There never seem to be enough vehicles for workers to use for dashing from one corner of the course to another. What if there was an affordable alternative to borrowing a golf car from golf operations? You know, something for all those trips where you don’t need a dump truck or a spray rig. Something you could use to run a spare part out to an irrigation dig site or take a string trimmer and a gallon of 50:1 mix out to string trim the back nine.

At first, I looked at the Rupp-like mini-bikes as representing the minimalist form of motorized transportation and the price was remarkably low. Looking at the tasks we would use them for, two wheels might not be enough and maybe too minimalist.

The next step up is a go-kart, which has four wheels and a steel roll cage that I could weld baskets and brackets to. So, I began looking for where to get go-karts, parts and technical support.

While shopping at Wal-Mart, I walked past a stack of big boxes with pictures of go-karts on them. Still being a little kid at heart, I had to stop and read the description and stare at the pictures for a while. As an adult, I was shocked at the price – the sign said $499, about half their regular price. The idea of being able to buy 10 of them for the price of one golf car was intriguing. A four-year, no deductible warranty can be purchased for them to help control cost of ownership. I started looking into what the repair costs would be to maintain a small fleet of them and found that replacement parts are also about 1/10th the cost of golf car parts. All things considered, it looked like an idea worth testing.

Starting with a used go-kart that cost about $200, I began modifying it to see if there was anything about it that would prevent us from using new ones as transportation for workers on the golf course. The first modification was to switch to golf-car tires and rims which raised the ground clearance a little bit. I swapped out the engine for one with electric start, added a battery and holder for the starter, changed it from one wheel drive to live axle with both rear tires driving, and I altered it from a centrifugal clutch to variable speed transmission (new ones have this). I then added a roll cage, pipe insulation foam padding to the roll cage pipe and a golf-car brake assembly.

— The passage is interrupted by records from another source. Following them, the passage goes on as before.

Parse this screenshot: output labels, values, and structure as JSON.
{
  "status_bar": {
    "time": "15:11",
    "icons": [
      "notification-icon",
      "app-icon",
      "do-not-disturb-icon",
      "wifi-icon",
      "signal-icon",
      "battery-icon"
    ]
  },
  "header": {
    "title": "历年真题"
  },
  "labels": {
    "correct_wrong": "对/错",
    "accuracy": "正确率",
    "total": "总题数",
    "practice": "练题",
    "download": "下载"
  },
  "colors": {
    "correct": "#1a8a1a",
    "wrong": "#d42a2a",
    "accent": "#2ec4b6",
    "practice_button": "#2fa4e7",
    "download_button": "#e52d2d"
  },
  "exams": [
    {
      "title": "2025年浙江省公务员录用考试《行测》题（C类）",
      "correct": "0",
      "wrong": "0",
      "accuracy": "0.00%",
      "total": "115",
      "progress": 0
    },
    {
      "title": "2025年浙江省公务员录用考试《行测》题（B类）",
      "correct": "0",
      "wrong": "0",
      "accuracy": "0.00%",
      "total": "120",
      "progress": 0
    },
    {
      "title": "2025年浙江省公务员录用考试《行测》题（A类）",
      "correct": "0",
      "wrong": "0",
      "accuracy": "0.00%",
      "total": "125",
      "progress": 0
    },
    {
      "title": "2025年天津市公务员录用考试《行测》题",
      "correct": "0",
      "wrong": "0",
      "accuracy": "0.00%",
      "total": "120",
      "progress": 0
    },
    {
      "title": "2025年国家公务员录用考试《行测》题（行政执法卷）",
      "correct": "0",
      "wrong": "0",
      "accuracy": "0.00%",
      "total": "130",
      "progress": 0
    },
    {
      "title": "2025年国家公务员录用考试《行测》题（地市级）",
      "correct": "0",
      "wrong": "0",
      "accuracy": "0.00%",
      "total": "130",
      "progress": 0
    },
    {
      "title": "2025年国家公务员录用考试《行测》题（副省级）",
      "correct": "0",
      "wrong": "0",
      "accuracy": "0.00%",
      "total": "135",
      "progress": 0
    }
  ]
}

Finally, I repainted the go-kart.

While I was working on the modifications, it suddenly dawned on me that one of the Crowns sister companies is a national go-kart park. In the spring, I should go meet the mechanic at the local one, see what advice he might have about maintaining a small fleet of them and see if he has any “spares” we could use.

Because the two companies don’t have much in common, I have only been over there once a few years back when they were giving away a mountain of used go-kart tires. I received about 50 tires and inner tubes from the free pile to use on 4-H MakerSpace Club projects and to use as boat fenders on a boat dock.

If the test in the spring goes well, I will need to add some of the normal things that workers ask for: 12 VDC power outlet, cup holder, sweater basket, windshield, splash guards, trailer hitch, tow bar attachment point, lights, etc.

That is the great thing about winter. I get to work on all kinds of experimental things. So many, in fact, that for a while one of the major manufacturers had asked me to keep them informed of what I end up working on.

Now that the go-kart is finished and waiting for spring, I have started on another of my pet projects — Mechanical Men. Being a one-man shop and advancing in years, I need some help around the Crown Maintenance Shop. Apprentices want to get paid more than what I am being paid, so I don’t see that happening any time soon. With robotics as one of my engineering specialties, I figure it is time for me to make my own helper. Stay tuned.

Paul F. Grayson is the Equipment Manager for the Crown Golf Club in Traverse City, Mich., a position he’s held for the past decade. Previously, he spent 8½ years as the equipment manager at Grand Traverse Resort & Spa. Prior to that, he worked as a licensed ships engine officer sailing the Great Lakes and the oceans of the world.